+++ Entries provided +++

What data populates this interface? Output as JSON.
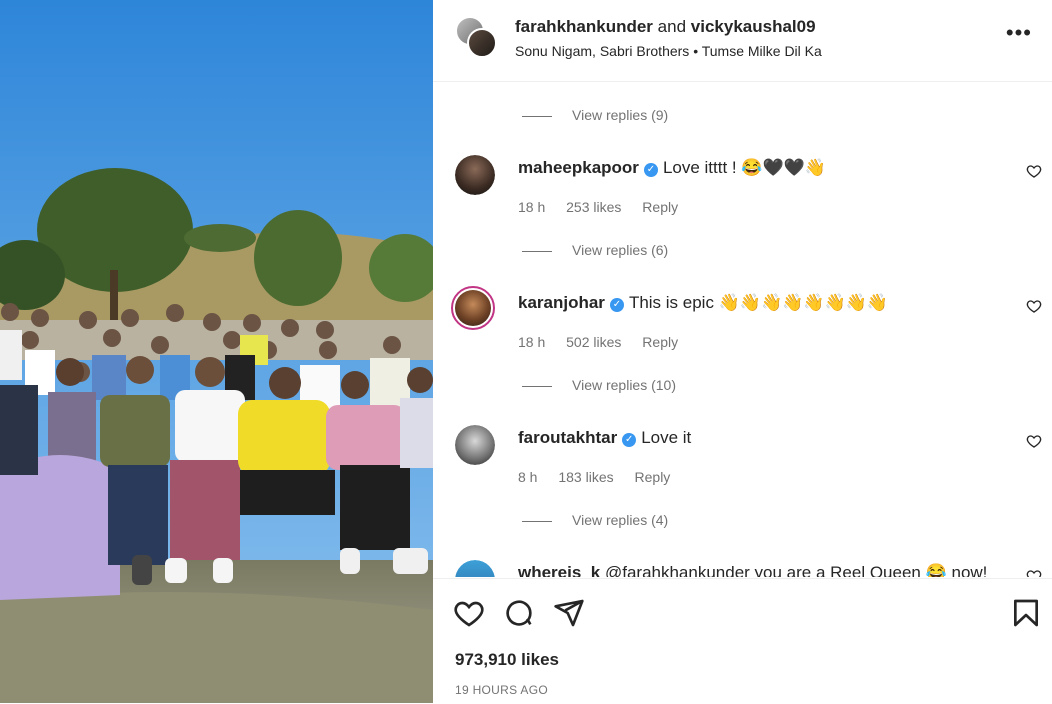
{
  "header": {
    "user1": "farahkhankunder",
    "joiner": "and",
    "user2": "vickykaushal09",
    "audio": "Sonu Nigam, Sabri Brothers • Tumse Milke Dil Ka",
    "more_icon": "more-horizontal-icon"
  },
  "comments": {
    "replies_top": "View replies (9)",
    "items": [
      {
        "user": "maheepkapoor",
        "text": "Love itttt ! 😂🖤🖤👋",
        "time": "18 h",
        "likes": "253 likes",
        "reply": "Reply",
        "replies": "View replies (6)"
      },
      {
        "user": "karanjohar",
        "text": "This is epic 👋👋👋👋👋👋👋👋",
        "time": "18 h",
        "likes": "502 likes",
        "reply": "Reply",
        "replies": "View replies (10)"
      },
      {
        "user": "faroutakhtar",
        "text": "Love it",
        "time": "8 h",
        "likes": "183 likes",
        "reply": "Reply",
        "replies": "View replies (4)"
      },
      {
        "user": "whereis_k",
        "text": "@farahkhankunder you are a Reel Queen 😂 now!"
      }
    ]
  },
  "actions": {
    "likes": "973,910 likes",
    "time_ago": "19 HOURS AGO",
    "icons": [
      "heart-icon",
      "comment-icon",
      "share-icon",
      "bookmark-icon"
    ]
  }
}
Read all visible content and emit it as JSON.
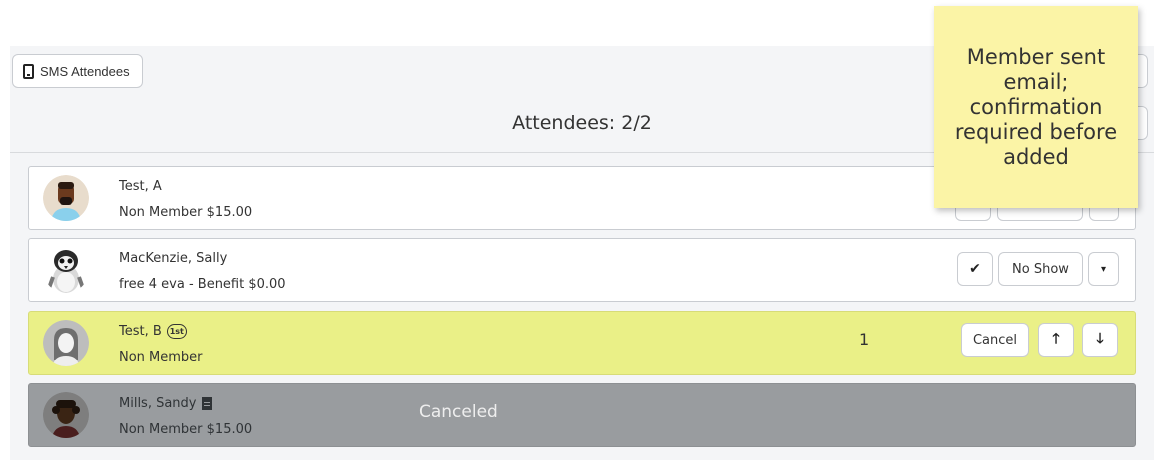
{
  "toolbar": {
    "sms_label": "SMS Attendees"
  },
  "heading": "Attendees: 2/2",
  "sticky_note": "Member sent email; confirmation required before added",
  "attendees": [
    {
      "name": "Test, A",
      "detail": "Non Member $15.00"
    },
    {
      "name": "MacKenzie, Sally",
      "detail": "free 4 eva - Benefit $0.00",
      "noshow_label": "No Show"
    },
    {
      "name": "Test, B",
      "badge": "1st",
      "detail": "Non Member",
      "waitlist_position": "1",
      "cancel_label": "Cancel"
    },
    {
      "name": "Mills, Sandy",
      "detail": "Non Member $15.00",
      "status": "Canceled"
    }
  ],
  "colors": {
    "waitlist_row": "#eaf087",
    "canceled_row": "#999c9f",
    "sticky": "#fbf4a6"
  }
}
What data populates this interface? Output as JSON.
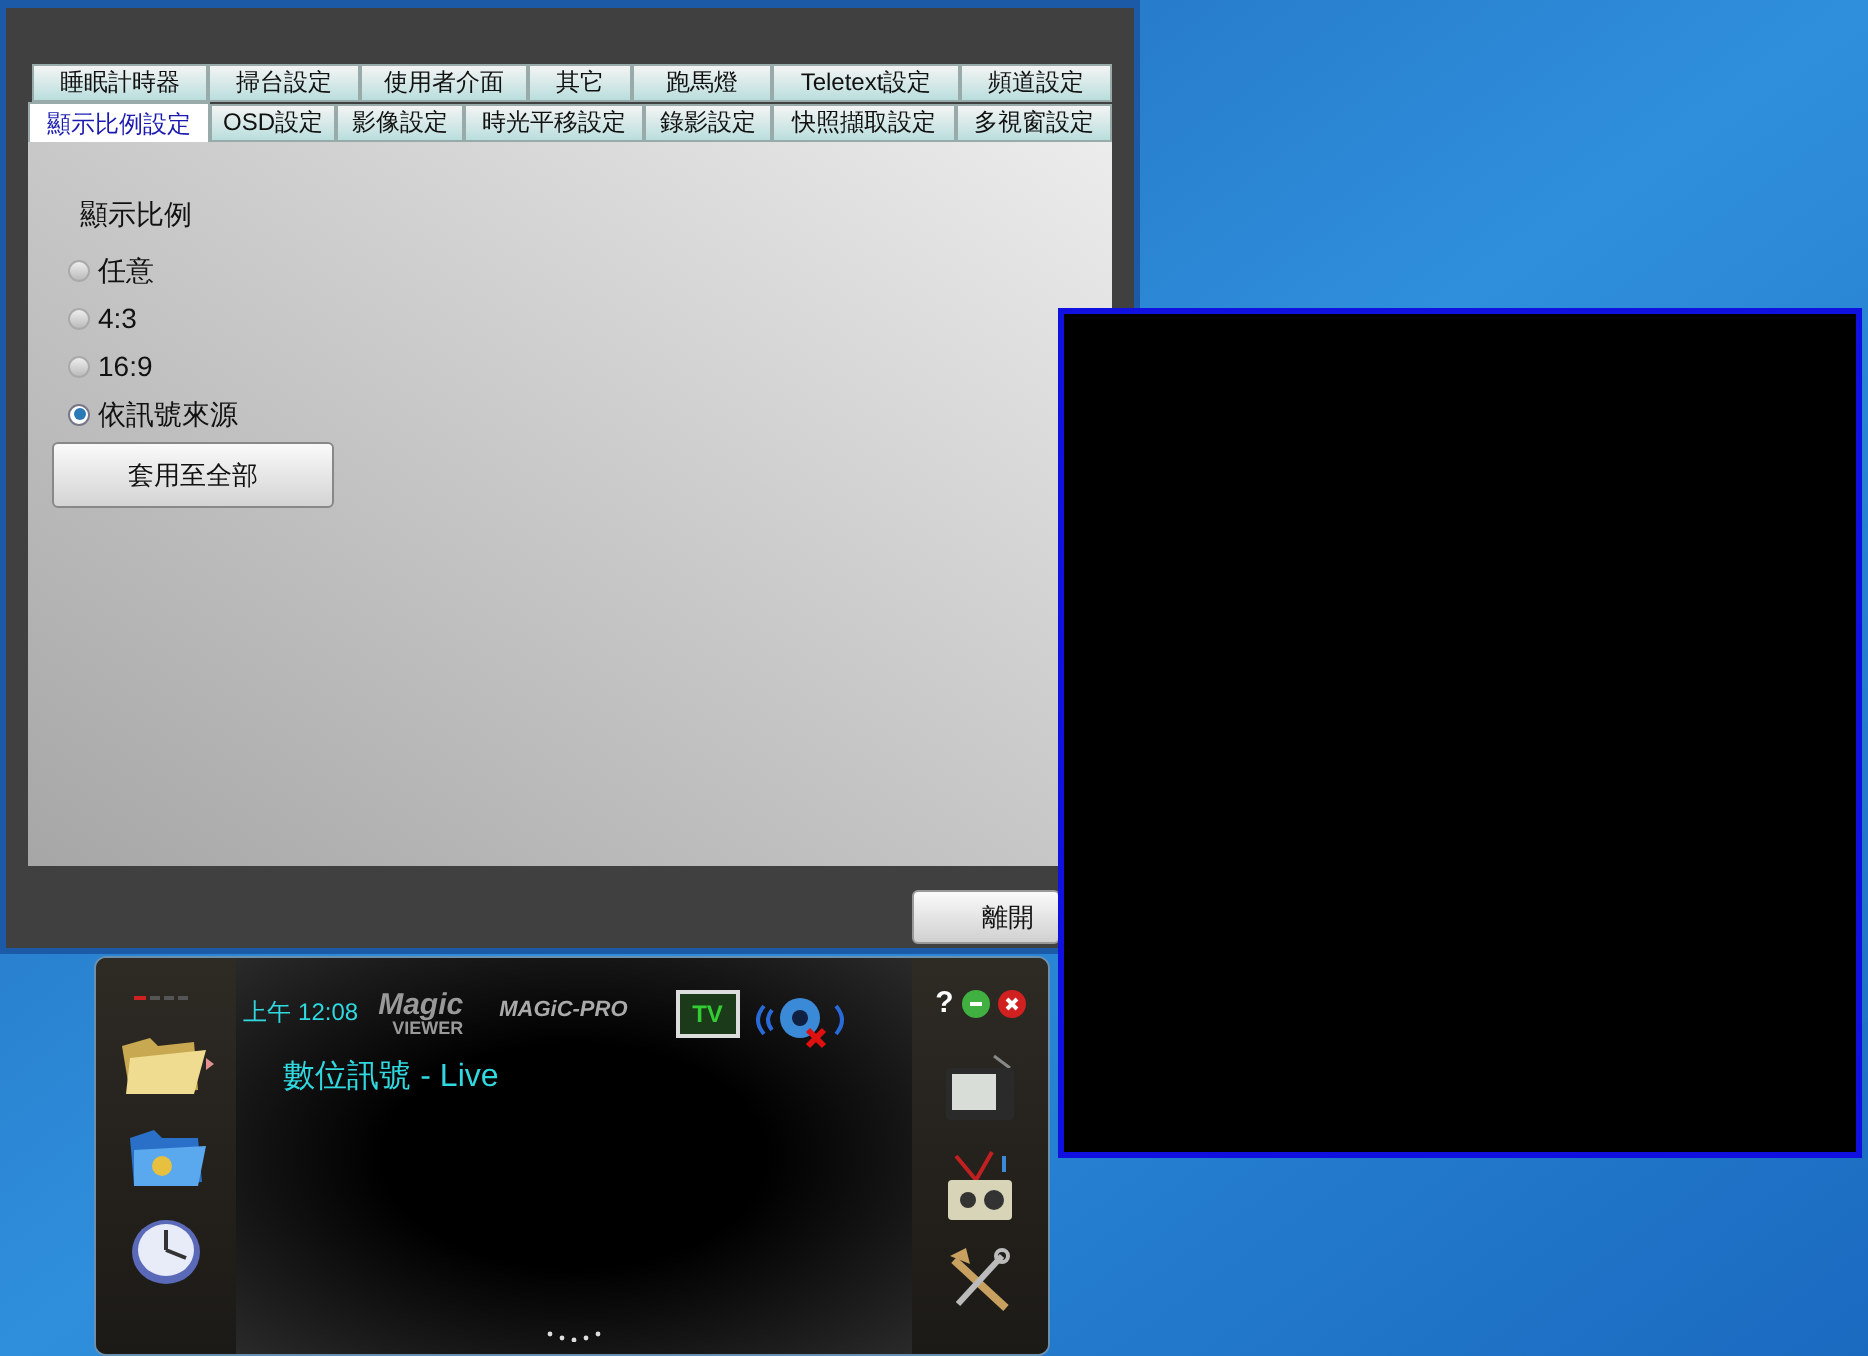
{
  "settings_dialog": {
    "tabs_row_1": [
      {
        "label": "睡眠計時器",
        "selected": false
      },
      {
        "label": "掃台設定",
        "selected": false
      },
      {
        "label": "使用者介面",
        "selected": false
      },
      {
        "label": "其它",
        "selected": false
      },
      {
        "label": "跑馬燈",
        "selected": false
      },
      {
        "label": "Teletext設定",
        "selected": false
      },
      {
        "label": "頻道設定",
        "selected": false
      }
    ],
    "tabs_row_2": [
      {
        "label": "顯示比例設定",
        "selected": true
      },
      {
        "label": "OSD設定",
        "selected": false
      },
      {
        "label": "影像設定",
        "selected": false
      },
      {
        "label": "時光平移設定",
        "selected": false
      },
      {
        "label": "錄影設定",
        "selected": false
      },
      {
        "label": "快照擷取設定",
        "selected": false
      },
      {
        "label": "多視窗設定",
        "selected": false
      }
    ],
    "section_title": "顯示比例",
    "radios": [
      {
        "label": "任意",
        "selected": false
      },
      {
        "label": "4:3",
        "selected": false
      },
      {
        "label": "16:9",
        "selected": false
      },
      {
        "label": "依訊號來源",
        "selected": true
      }
    ],
    "apply_button": "套用至全部",
    "close_button": "離開"
  },
  "player": {
    "time": "上午 12:08",
    "logo_1": "Magic",
    "logo_1_sub": "VIEWER",
    "logo_2": "MAGiC-PRO",
    "tv_badge": "TV",
    "help": "?",
    "channel": "數位訊號 - Live"
  }
}
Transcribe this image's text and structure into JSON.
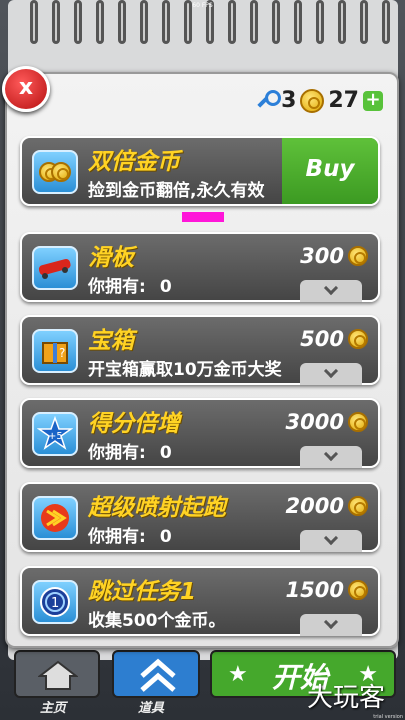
{
  "status": {
    "fps": "60 FPS"
  },
  "currency": {
    "keys": "3",
    "coins": "27",
    "plus": "+"
  },
  "close_label": "x",
  "featured": {
    "title": "双倍金币",
    "subtitle": "捡到金币翻倍,永久有效",
    "buy_label": "Buy"
  },
  "items": [
    {
      "title": "滑板",
      "owned_label": "你拥有:",
      "owned_value": "0",
      "price": "300",
      "icon": "skateboard-icon"
    },
    {
      "title": "宝箱",
      "desc": "开宝箱赢取10万金币大奖",
      "price": "500",
      "icon": "mystery-box-icon"
    },
    {
      "title": "得分倍增",
      "owned_label": "你拥有:",
      "owned_value": "0",
      "price": "3000",
      "icon": "score-multiplier-icon"
    },
    {
      "title": "超级喷射起跑",
      "owned_label": "你拥有:",
      "owned_value": "0",
      "price": "2000",
      "icon": "super-jet-start-icon"
    },
    {
      "title": "跳过任务1",
      "desc": "收集500个金币。",
      "price": "1500",
      "icon": "skip-mission-icon"
    }
  ],
  "nav": {
    "home": "主页",
    "items": "道具",
    "start": "开始"
  },
  "watermark": "大玩客",
  "trial_text": "trial version",
  "colors": {
    "title_yellow": "#ffd324",
    "buy_green": "#4caf2a",
    "accent_pink": "#ff16d9",
    "close_red": "#d62020"
  }
}
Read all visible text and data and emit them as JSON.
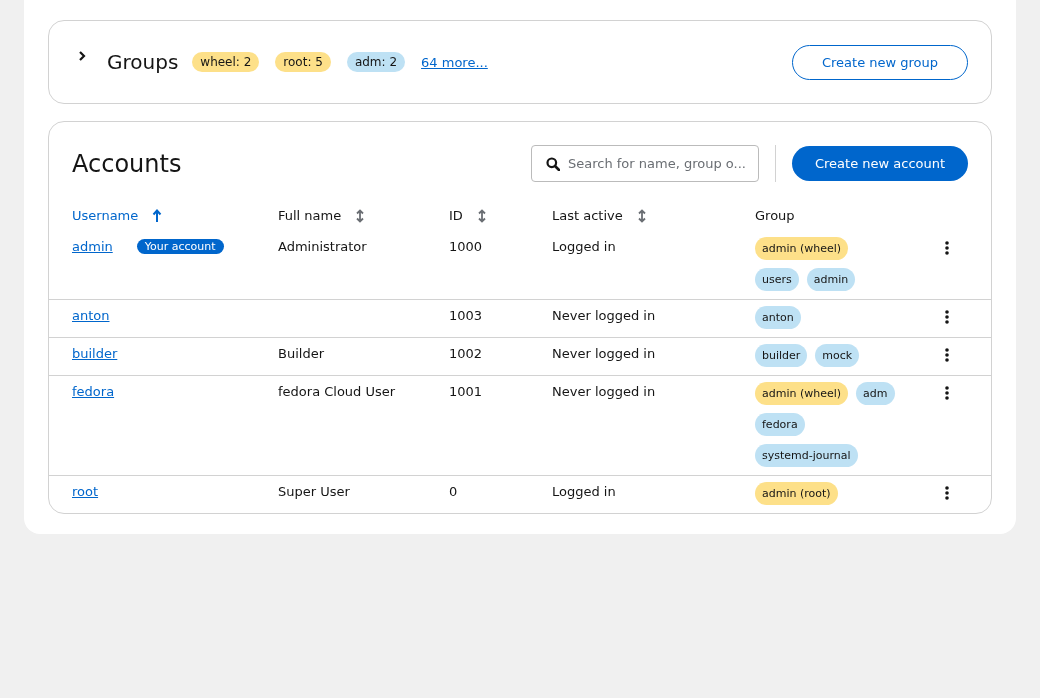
{
  "groups": {
    "title": "Groups",
    "expanded": false,
    "labels": [
      {
        "text": "wheel: 2",
        "color": "#fde089"
      },
      {
        "text": "root: 5",
        "color": "#fde089"
      },
      {
        "text": "adm: 2",
        "color": "#bee1f4"
      }
    ],
    "more": "64 more...",
    "button": "Create new group"
  },
  "accounts": {
    "title": "Accounts",
    "search": {
      "placeholder": "Search for name, group o..."
    },
    "button": "Create new account",
    "columns": [
      {
        "label": "Username",
        "sorted": true
      },
      {
        "label": "Full name",
        "sorted": false
      },
      {
        "label": "ID",
        "sorted": false
      },
      {
        "label": "Last active",
        "sorted": false
      },
      {
        "label": "Group"
      }
    ],
    "rows": [
      {
        "username": "admin",
        "badge": "Your account",
        "full_name": "Administrator",
        "id": "1000",
        "last_active": "Logged in",
        "groups": [
          {
            "text": "admin (wheel)",
            "color": "#fde089"
          },
          {
            "text": "users",
            "color": "#bee1f4"
          },
          {
            "text": "admin",
            "color": "#bee1f4"
          }
        ]
      },
      {
        "username": "anton",
        "full_name": "",
        "id": "1003",
        "last_active": "Never logged in",
        "groups": [
          {
            "text": "anton",
            "color": "#bee1f4"
          }
        ]
      },
      {
        "username": "builder",
        "full_name": "Builder",
        "id": "1002",
        "last_active": "Never logged in",
        "groups": [
          {
            "text": "builder",
            "color": "#bee1f4"
          },
          {
            "text": "mock",
            "color": "#bee1f4"
          }
        ]
      },
      {
        "username": "fedora",
        "full_name": "fedora Cloud User",
        "id": "1001",
        "last_active": "Never logged in",
        "groups": [
          {
            "text": "admin (wheel)",
            "color": "#fde089"
          },
          {
            "text": "adm",
            "color": "#bee1f4"
          },
          {
            "text": "fedora",
            "color": "#bee1f4"
          },
          {
            "text": "systemd-journal",
            "color": "#bee1f4"
          }
        ]
      },
      {
        "username": "root",
        "full_name": "Super User",
        "id": "0",
        "last_active": "Logged in",
        "groups": [
          {
            "text": "admin (root)",
            "color": "#fde089"
          }
        ]
      }
    ]
  }
}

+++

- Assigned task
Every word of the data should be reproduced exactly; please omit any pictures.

- Answer box
What data populates this interface? Output as JSON.
{
  "header": {
    "user1": "farahkhankunder",
    "joiner": "and",
    "user2": "vickykaushal09",
    "audio": "Sonu Nigam, Sabri Brothers • Tumse Milke Dil Ka",
    "more_icon": "more-horizontal-icon"
  },
  "comments": {
    "replies_top": "View replies (9)",
    "items": [
      {
        "user": "maheepkapoor",
        "text": "Love itttt ! 😂🖤🖤👋",
        "time": "18 h",
        "likes": "253 likes",
        "reply": "Reply",
        "replies": "View replies (6)"
      },
      {
        "user": "karanjohar",
        "text": "This is epic 👋👋👋👋👋👋👋👋",
        "time": "18 h",
        "likes": "502 likes",
        "reply": "Reply",
        "replies": "View replies (10)"
      },
      {
        "user": "faroutakhtar",
        "text": "Love it",
        "time": "8 h",
        "likes": "183 likes",
        "reply": "Reply",
        "replies": "View replies (4)"
      },
      {
        "user": "whereis_k",
        "text": "@farahkhankunder you are a Reel Queen 😂 now!"
      }
    ]
  },
  "actions": {
    "likes": "973,910 likes",
    "time_ago": "19 HOURS AGO",
    "icons": [
      "heart-icon",
      "comment-icon",
      "share-icon",
      "bookmark-icon"
    ]
  }
}
Read all visible content and emit it as JSON.
{
  "toolbar": {
    "sms_label": "SMS Attendees"
  },
  "heading": "Attendees: 2/2",
  "sticky_note": "Member sent email; confirmation required before added",
  "attendees": [
    {
      "name": "Test, A",
      "detail": "Non Member $15.00"
    },
    {
      "name": "MacKenzie, Sally",
      "detail": "free 4 eva - Benefit $0.00",
      "noshow_label": "No Show"
    },
    {
      "name": "Test, B",
      "badge": "1st",
      "detail": "Non Member",
      "waitlist_position": "1",
      "cancel_label": "Cancel"
    },
    {
      "name": "Mills, Sandy",
      "detail": "Non Member $15.00",
      "status": "Canceled"
    }
  ],
  "colors": {
    "waitlist_row": "#eaf087",
    "canceled_row": "#999c9f",
    "sticky": "#fbf4a6"
  }
}
What data populates this interface? Output as JSON.
{
  "settings_dialog": {
    "tabs_row_1": [
      {
        "label": "睡眠計時器",
        "selected": false
      },
      {
        "label": "掃台設定",
        "selected": false
      },
      {
        "label": "使用者介面",
        "selected": false
      },
      {
        "label": "其它",
        "selected": false
      },
      {
        "label": "跑馬燈",
        "selected": false
      },
      {
        "label": "Teletext設定",
        "selected": false
      },
      {
        "label": "頻道設定",
        "selected": false
      }
    ],
    "tabs_row_2": [
      {
        "label": "顯示比例設定",
        "selected": true
      },
      {
        "label": "OSD設定",
        "selected": false
      },
      {
        "label": "影像設定",
        "selected": false
      },
      {
        "label": "時光平移設定",
        "selected": false
      },
      {
        "label": "錄影設定",
        "selected": false
      },
      {
        "label": "快照擷取設定",
        "selected": false
      },
      {
        "label": "多視窗設定",
        "selected": false
      }
    ],
    "section_title": "顯示比例",
    "radios": [
      {
        "label": "任意",
        "selected": false
      },
      {
        "label": "4:3",
        "selected": false
      },
      {
        "label": "16:9",
        "selected": false
      },
      {
        "label": "依訊號來源",
        "selected": true
      }
    ],
    "apply_button": "套用至全部",
    "close_button": "離開"
  },
  "player": {
    "time": "上午 12:08",
    "logo_1": "Magic",
    "logo_1_sub": "VIEWER",
    "logo_2": "MAGiC-PRO",
    "tv_badge": "TV",
    "help": "?",
    "channel": "數位訊號 - Live"
  }
}
Transcribe this image's text and structure into JSON.
{
  "status": {
    "fps": "60 FPS"
  },
  "currency": {
    "keys": "3",
    "coins": "27",
    "plus": "+"
  },
  "close_label": "x",
  "featured": {
    "title": "双倍金币",
    "subtitle": "捡到金币翻倍,永久有效",
    "buy_label": "Buy"
  },
  "items": [
    {
      "title": "滑板",
      "owned_label": "你拥有:",
      "owned_value": "0",
      "price": "300",
      "icon": "skateboard-icon"
    },
    {
      "title": "宝箱",
      "desc": "开宝箱赢取10万金币大奖",
      "price": "500",
      "icon": "mystery-box-icon"
    },
    {
      "title": "得分倍增",
      "owned_label": "你拥有:",
      "owned_value": "0",
      "price": "3000",
      "icon": "score-multiplier-icon"
    },
    {
      "title": "超级喷射起跑",
      "owned_label": "你拥有:",
      "owned_value": "0",
      "price": "2000",
      "icon": "super-jet-start-icon"
    },
    {
      "title": "跳过任务1",
      "desc": "收集500个金币。",
      "price": "1500",
      "icon": "skip-mission-icon"
    }
  ],
  "nav": {
    "home": "主页",
    "items": "道具",
    "start": "开始"
  },
  "watermark": "大玩客",
  "trial_text": "trial version",
  "colors": {
    "title_yellow": "#ffd324",
    "buy_green": "#4caf2a",
    "accent_pink": "#ff16d9",
    "close_red": "#d62020"
  }
}
Read all visible text and data and emit them as JSON.
{
  "groups": {
    "title": "Groups",
    "expanded": false,
    "labels": [
      {
        "text": "wheel: 2",
        "color": "#fde089"
      },
      {
        "text": "root: 5",
        "color": "#fde089"
      },
      {
        "text": "adm: 2",
        "color": "#bee1f4"
      }
    ],
    "more": "64 more...",
    "button": "Create new group"
  },
  "accounts": {
    "title": "Accounts",
    "search": {
      "placeholder": "Search for name, group o..."
    },
    "button": "Create new account",
    "columns": [
      {
        "label": "Username",
        "sorted": true
      },
      {
        "label": "Full name",
        "sorted": false
      },
      {
        "label": "ID",
        "sorted": false
      },
      {
        "label": "Last active",
        "sorted": false
      },
      {
        "label": "Group"
      }
    ],
    "rows": [
      {
        "username": "admin",
        "badge": "Your account",
        "full_name": "Administrator",
        "id": "1000",
        "last_active": "Logged in",
        "groups": [
          {
            "text": "admin (wheel)",
            "color": "#fde089"
          },
          {
            "text": "users",
            "color": "#bee1f4"
          },
          {
            "text": "admin",
            "color": "#bee1f4"
          }
        ]
      },
      {
        "username": "anton",
        "full_name": "",
        "id": "1003",
        "last_active": "Never logged in",
        "groups": [
          {
            "text": "anton",
            "color": "#bee1f4"
          }
        ]
      },
      {
        "username": "builder",
        "full_name": "Builder",
        "id": "1002",
        "last_active": "Never logged in",
        "groups": [
          {
            "text": "builder",
            "color": "#bee1f4"
          },
          {
            "text": "mock",
            "color": "#bee1f4"
          }
        ]
      },
      {
        "username": "fedora",
        "full_name": "fedora Cloud User",
        "id": "1001",
        "last_active": "Never logged in",
        "groups": [
          {
            "text": "admin (wheel)",
            "color": "#fde089"
          },
          {
            "text": "adm",
            "color": "#bee1f4"
          },
          {
            "text": "fedora",
            "color": "#bee1f4"
          },
          {
            "text": "systemd-journal",
            "color": "#bee1f4"
          }
        ]
      },
      {
        "username": "root",
        "full_name": "Super User",
        "id": "0",
        "last_active": "Logged in",
        "groups": [
          {
            "text": "admin (root)",
            "color": "#fde089"
          }
        ]
      }
    ]
  }
}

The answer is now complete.